So when you say Brown v. Board of Education was a miraculous legal decision, there’s no doubt about that. It ended legally enforced racial segregation in public schools, and even American society more broadly. And I believe the decision was an intellectual and moral accomplishment by these NAACP lawyers, prime among them Thurgood Marshall, who was African American. But we never implemented Brown the way it was intended to be implemented. Brown never meant close all the Black schools and fire all the Black educators, principals, and teachers, and then take the Black students and put them in previously segregated all-white schools. It never said that, but that was what was orchestrated to happen.
I make it really clear when I speak, the [Supreme Court] decision should be held harmless. The decision was miraculous. It was an intellectual and moral feat. But white resistance to the decision — massive resistance — is what caused us to misimplement, if that’s a word, the decision.
I want to take a moment to discuss the impact that the purging of black educators after Brown v. Board has had on black students. Diversity and representation within classrooms is still something that a lot of school systems struggle with today. How do you think this exodus of Black educators affected Black students over the last several decades?

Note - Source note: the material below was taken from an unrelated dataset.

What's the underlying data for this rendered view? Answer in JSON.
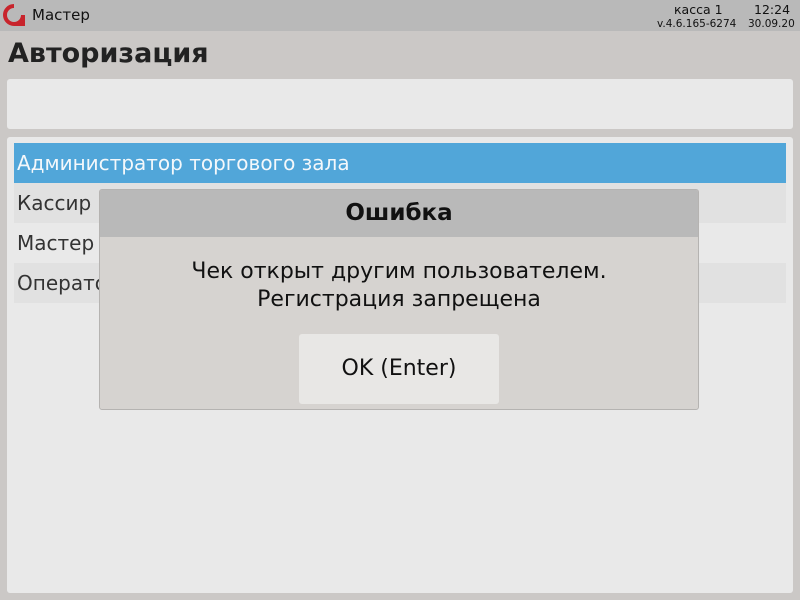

We live in a democracy. We live in a country that’s supposed to be a representative democracy, a pluralistic democracy, and yet, the models of intellectual authority and leadership authority in schools are almost exclusively white. And so, the workforce does not reflect the student population, which is now majority students of color. And, in fact, also a majority of students come from families experiencing poverty.
So students are missing out on several things: They’re missing out on the model of intellectual authority, the model of leadership authority, in terms of teacher and principal. The curriculum that they’re exposed to is almost exclusively white in imagery, in content, and authorship.
And we know from at least 30 to 40 years of research, that there are benefits that accrue academic and social benefits to Black, Hispanic, and Latinx students, especially when they’re in schools that are diversely staffed. Those students are less likely to be suspended or expelled. They’re less likely to be misplaced in special ed. They’re more likely to be tested for gifted education. They’re more likely to graduate high school in four years. And they’re more likely to apply for and be accepted to and matriculate in college. So when you ask, “What are they missing out on?” — they’re missing out on a lot.
What I think is also really interesting about your book is that it is centered in the past, with Brown v. Board. How do you think it fits into the narrative of all of these conversations that we’ve been having now about race in schools?
One of the central thesis of my book is that this history is not good. We’re continuing to live with this history. It’s part of a continuum. So when Black educators were purged from the system, we lost the nation’s most credentialed educators. And I kind of chronicle how that occurred, and what it meant.
The end of the book is a series of policy recommendations to reverse the trend of this history. And part of our problem is that we’ve never acknowledged this history. We’ve never acknowledged the truth about why we have lots of conversations, as you well know, about educator workforce diversity.
And the myth is kind of sad — I always say it in a poetry voice: ‘With Brown, Blacks pursued other professions unavailable to them prior to desegregation.’ And that’s a lie. It’s an outright lie. This historical record doesn’t support that. The truth is that white resistance to the law of the land, which was Brown, nearly decimated the black educator pipeline, and here, I’m talking almost exclusively about teachers and principals, and we’re living with the fallout of that history. We haven’t escaped it yet.